→ **Given data**:
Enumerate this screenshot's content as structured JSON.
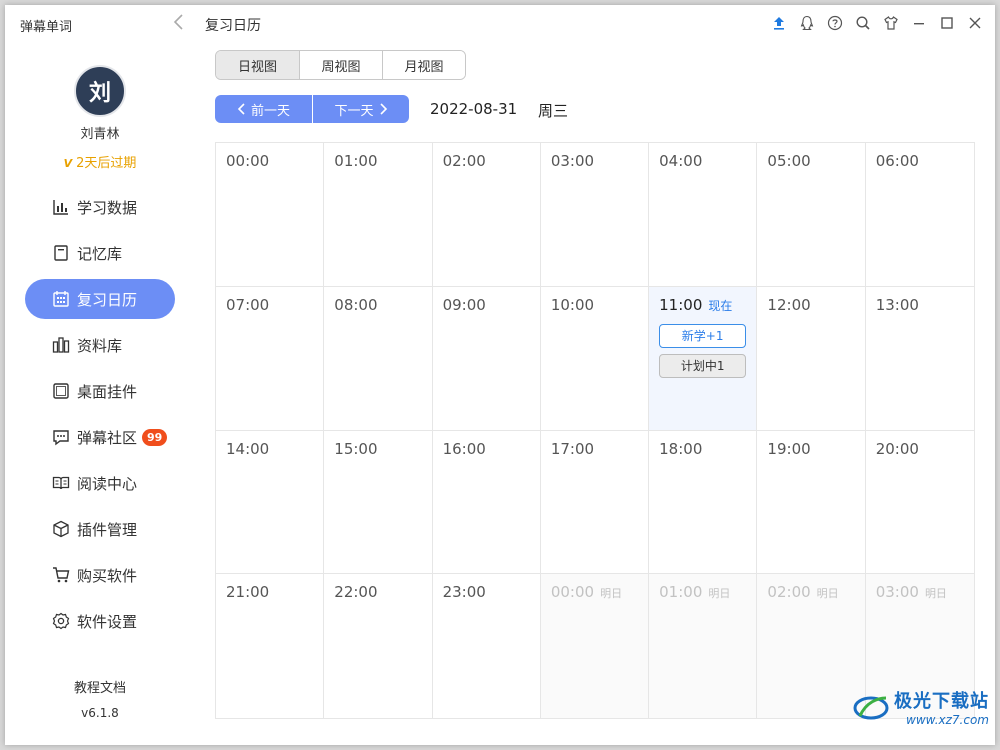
{
  "app": {
    "name": "弹幕单词"
  },
  "user": {
    "avatar_char": "刘",
    "name": "刘青林",
    "expire_text": "2天后过期"
  },
  "nav": [
    {
      "label": "学习数据",
      "icon": "bar-chart-icon"
    },
    {
      "label": "记忆库",
      "icon": "memory-book-icon"
    },
    {
      "label": "复习日历",
      "icon": "calendar-icon",
      "active": true
    },
    {
      "label": "资料库",
      "icon": "library-icon"
    },
    {
      "label": "桌面挂件",
      "icon": "widget-icon"
    },
    {
      "label": "弹幕社区",
      "icon": "chat-icon",
      "badge": "99"
    },
    {
      "label": "阅读中心",
      "icon": "book-open-icon"
    },
    {
      "label": "插件管理",
      "icon": "plugin-icon"
    },
    {
      "label": "购买软件",
      "icon": "cart-icon"
    },
    {
      "label": "软件设置",
      "icon": "gear-icon"
    }
  ],
  "footer": {
    "docs": "教程文档",
    "version": "v6.1.8"
  },
  "header": {
    "title": "复习日历"
  },
  "view_tabs": [
    "日视图",
    "周视图",
    "月视图"
  ],
  "day_nav": {
    "prev": "前一天",
    "next": "下一天"
  },
  "date": "2022-08-31",
  "weekday": "周三",
  "slots": [
    {
      "time": "00:00"
    },
    {
      "time": "01:00"
    },
    {
      "time": "02:00"
    },
    {
      "time": "03:00"
    },
    {
      "time": "04:00"
    },
    {
      "time": "05:00"
    },
    {
      "time": "06:00"
    },
    {
      "time": "07:00"
    },
    {
      "time": "08:00"
    },
    {
      "time": "09:00"
    },
    {
      "time": "10:00"
    },
    {
      "time": "11:00",
      "tag": "现在",
      "state": "now",
      "events": [
        {
          "label": "新学+1",
          "style": "blue"
        },
        {
          "label": "计划中1",
          "style": "grey"
        }
      ]
    },
    {
      "time": "12:00"
    },
    {
      "time": "13:00"
    },
    {
      "time": "14:00"
    },
    {
      "time": "15:00"
    },
    {
      "time": "16:00"
    },
    {
      "time": "17:00"
    },
    {
      "time": "18:00"
    },
    {
      "time": "19:00"
    },
    {
      "time": "20:00"
    },
    {
      "time": "21:00"
    },
    {
      "time": "22:00"
    },
    {
      "time": "23:00"
    },
    {
      "time": "00:00",
      "tag": "明日",
      "state": "next"
    },
    {
      "time": "01:00",
      "tag": "明日",
      "state": "next"
    },
    {
      "time": "02:00",
      "tag": "明日",
      "state": "next"
    },
    {
      "time": "03:00",
      "tag": "明日",
      "state": "next"
    }
  ],
  "watermark": {
    "title": "极光下载站",
    "url": "www.xz7.com"
  },
  "colors": {
    "accent": "#6c8ef5",
    "now_bg": "#f2f6fe",
    "badge": "#f04e1c",
    "expire": "#e8a100"
  }
}
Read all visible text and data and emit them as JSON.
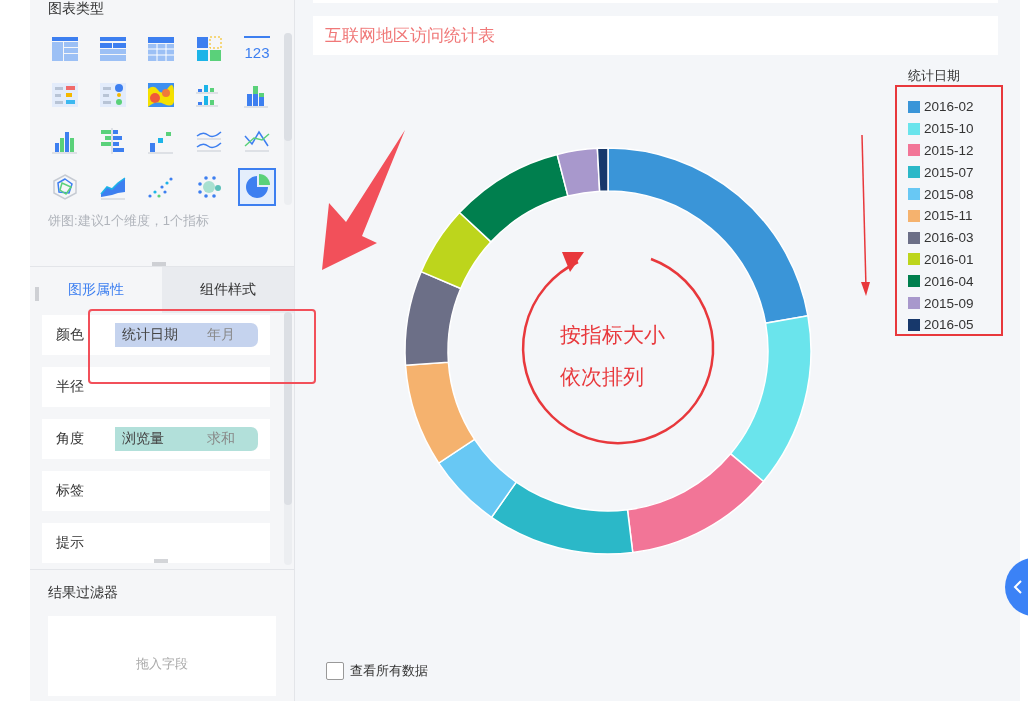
{
  "sidebar": {
    "chart_type_heading": "图表类型",
    "chart_types": [
      {
        "kind": "table",
        "selected": false
      },
      {
        "kind": "crosstable",
        "selected": false
      },
      {
        "kind": "grid",
        "selected": false
      },
      {
        "kind": "blocks",
        "selected": false
      },
      {
        "kind": "number",
        "text": "123",
        "selected": false
      },
      {
        "kind": "kpi-list",
        "selected": false
      },
      {
        "kind": "kpi-dots",
        "selected": false
      },
      {
        "kind": "heatmap",
        "selected": false
      },
      {
        "kind": "grouped-bars",
        "selected": false
      },
      {
        "kind": "stacked-bars",
        "selected": false
      },
      {
        "kind": "bars",
        "selected": false
      },
      {
        "kind": "hbars",
        "selected": false
      },
      {
        "kind": "steps",
        "selected": false
      },
      {
        "kind": "lines",
        "selected": false
      },
      {
        "kind": "combo",
        "selected": false
      },
      {
        "kind": "radar",
        "selected": false
      },
      {
        "kind": "area",
        "selected": false
      },
      {
        "kind": "scatter",
        "selected": false
      },
      {
        "kind": "bubble",
        "selected": false
      },
      {
        "kind": "pie",
        "selected": true
      }
    ],
    "hint": "饼图:建议1个维度，1个指标",
    "tabs": [
      {
        "label": "图形属性",
        "selected": true
      },
      {
        "label": "组件样式",
        "selected": false
      }
    ],
    "properties": [
      {
        "label": "颜色",
        "field": {
          "name": "统计日期",
          "aggregation": "年月",
          "kind": "dimension"
        }
      },
      {
        "label": "半径"
      },
      {
        "label": "角度",
        "field": {
          "name": "浏览量",
          "aggregation": "求和",
          "kind": "measure"
        }
      },
      {
        "label": "标签"
      },
      {
        "label": "提示"
      }
    ],
    "filter": {
      "heading": "结果过滤器",
      "placeholder": "拖入字段"
    }
  },
  "chart": {
    "title": "互联网地区访问统计表",
    "legend": {
      "title": "统计日期",
      "items": [
        {
          "label": "2016-02",
          "color": "#3a95d8"
        },
        {
          "label": "2015-10",
          "color": "#6ae4ec"
        },
        {
          "label": "2015-12",
          "color": "#f27597"
        },
        {
          "label": "2015-07",
          "color": "#2bb8c8"
        },
        {
          "label": "2015-08",
          "color": "#68c8f4"
        },
        {
          "label": "2015-11",
          "color": "#f5b26e"
        },
        {
          "label": "2016-03",
          "color": "#6c6f87"
        },
        {
          "label": "2016-01",
          "color": "#bdd51c"
        },
        {
          "label": "2016-04",
          "color": "#007f4e"
        },
        {
          "label": "2015-09",
          "color": "#a898cc"
        },
        {
          "label": "2016-05",
          "color": "#17386b"
        }
      ]
    },
    "show_all_data": {
      "label": "查看所有数据",
      "checked": false
    }
  },
  "annotation": {
    "note": [
      "按指标大小",
      "依次排列"
    ]
  }
}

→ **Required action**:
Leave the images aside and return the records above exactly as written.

→ **Solved exercise**:
Enumerate this screenshot's content as structured JSON.
{
  "app": {
    "name": "弹幕单词"
  },
  "user": {
    "avatar_char": "刘",
    "name": "刘青林",
    "expire_text": "2天后过期"
  },
  "nav": [
    {
      "label": "学习数据",
      "icon": "bar-chart-icon"
    },
    {
      "label": "记忆库",
      "icon": "memory-book-icon"
    },
    {
      "label": "复习日历",
      "icon": "calendar-icon",
      "active": true
    },
    {
      "label": "资料库",
      "icon": "library-icon"
    },
    {
      "label": "桌面挂件",
      "icon": "widget-icon"
    },
    {
      "label": "弹幕社区",
      "icon": "chat-icon",
      "badge": "99"
    },
    {
      "label": "阅读中心",
      "icon": "book-open-icon"
    },
    {
      "label": "插件管理",
      "icon": "plugin-icon"
    },
    {
      "label": "购买软件",
      "icon": "cart-icon"
    },
    {
      "label": "软件设置",
      "icon": "gear-icon"
    }
  ],
  "footer": {
    "docs": "教程文档",
    "version": "v6.1.8"
  },
  "header": {
    "title": "复习日历"
  },
  "view_tabs": [
    "日视图",
    "周视图",
    "月视图"
  ],
  "day_nav": {
    "prev": "前一天",
    "next": "下一天"
  },
  "date": "2022-08-31",
  "weekday": "周三",
  "slots": [
    {
      "time": "00:00"
    },
    {
      "time": "01:00"
    },
    {
      "time": "02:00"
    },
    {
      "time": "03:00"
    },
    {
      "time": "04:00"
    },
    {
      "time": "05:00"
    },
    {
      "time": "06:00"
    },
    {
      "time": "07:00"
    },
    {
      "time": "08:00"
    },
    {
      "time": "09:00"
    },
    {
      "time": "10:00"
    },
    {
      "time": "11:00",
      "tag": "现在",
      "state": "now",
      "events": [
        {
          "label": "新学+1",
          "style": "blue"
        },
        {
          "label": "计划中1",
          "style": "grey"
        }
      ]
    },
    {
      "time": "12:00"
    },
    {
      "time": "13:00"
    },
    {
      "time": "14:00"
    },
    {
      "time": "15:00"
    },
    {
      "time": "16:00"
    },
    {
      "time": "17:00"
    },
    {
      "time": "18:00"
    },
    {
      "time": "19:00"
    },
    {
      "time": "20:00"
    },
    {
      "time": "21:00"
    },
    {
      "time": "22:00"
    },
    {
      "time": "23:00"
    },
    {
      "time": "00:00",
      "tag": "明日",
      "state": "next"
    },
    {
      "time": "01:00",
      "tag": "明日",
      "state": "next"
    },
    {
      "time": "02:00",
      "tag": "明日",
      "state": "next"
    },
    {
      "time": "03:00",
      "tag": "明日",
      "state": "next"
    }
  ],
  "watermark": {
    "title": "极光下载站",
    "url": "www.xz7.com"
  },
  "colors": {
    "accent": "#6c8ef5",
    "now_bg": "#f2f6fe",
    "badge": "#f04e1c",
    "expire": "#e8a100"
  }
}
Read all visible text and data and emit them as JSON.
{
  "sidebar": {
    "chart_type_heading": "图表类型",
    "chart_types": [
      {
        "kind": "table",
        "selected": false
      },
      {
        "kind": "crosstable",
        "selected": false
      },
      {
        "kind": "grid",
        "selected": false
      },
      {
        "kind": "blocks",
        "selected": false
      },
      {
        "kind": "number",
        "text": "123",
        "selected": false
      },
      {
        "kind": "kpi-list",
        "selected": false
      },
      {
        "kind": "kpi-dots",
        "selected": false
      },
      {
        "kind": "heatmap",
        "selected": false
      },
      {
        "kind": "grouped-bars",
        "selected": false
      },
      {
        "kind": "stacked-bars",
        "selected": false
      },
      {
        "kind": "bars",
        "selected": false
      },
      {
        "kind": "hbars",
        "selected": false
      },
      {
        "kind": "steps",
        "selected": false
      },
      {
        "kind": "lines",
        "selected": false
      },
      {
        "kind": "combo",
        "selected": false
      },
      {
        "kind": "radar",
        "selected": false
      },
      {
        "kind": "area",
        "selected": false
      },
      {
        "kind": "scatter",
        "selected": false
      },
      {
        "kind": "bubble",
        "selected": false
      },
      {
        "kind": "pie",
        "selected": true
      }
    ],
    "hint": "饼图:建议1个维度，1个指标",
    "tabs": [
      {
        "label": "图形属性",
        "selected": true
      },
      {
        "label": "组件样式",
        "selected": false
      }
    ],
    "properties": [
      {
        "label": "颜色",
        "field": {
          "name": "统计日期",
          "aggregation": "年月",
          "kind": "dimension"
        }
      },
      {
        "label": "半径"
      },
      {
        "label": "角度",
        "field": {
          "name": "浏览量",
          "aggregation": "求和",
          "kind": "measure"
        }
      },
      {
        "label": "标签"
      },
      {
        "label": "提示"
      }
    ],
    "filter": {
      "heading": "结果过滤器",
      "placeholder": "拖入字段"
    }
  },
  "chart": {
    "title": "互联网地区访问统计表",
    "legend": {
      "title": "统计日期",
      "items": [
        {
          "label": "2016-02",
          "color": "#3a95d8"
        },
        {
          "label": "2015-10",
          "color": "#6ae4ec"
        },
        {
          "label": "2015-12",
          "color": "#f27597"
        },
        {
          "label": "2015-07",
          "color": "#2bb8c8"
        },
        {
          "label": "2015-08",
          "color": "#68c8f4"
        },
        {
          "label": "2015-11",
          "color": "#f5b26e"
        },
        {
          "label": "2016-03",
          "color": "#6c6f87"
        },
        {
          "label": "2016-01",
          "color": "#bdd51c"
        },
        {
          "label": "2016-04",
          "color": "#007f4e"
        },
        {
          "label": "2015-09",
          "color": "#a898cc"
        },
        {
          "label": "2016-05",
          "color": "#17386b"
        }
      ]
    },
    "show_all_data": {
      "label": "查看所有数据",
      "checked": false
    }
  },
  "annotation": {
    "note": [
      "按指标大小",
      "依次排列"
    ]
  }
}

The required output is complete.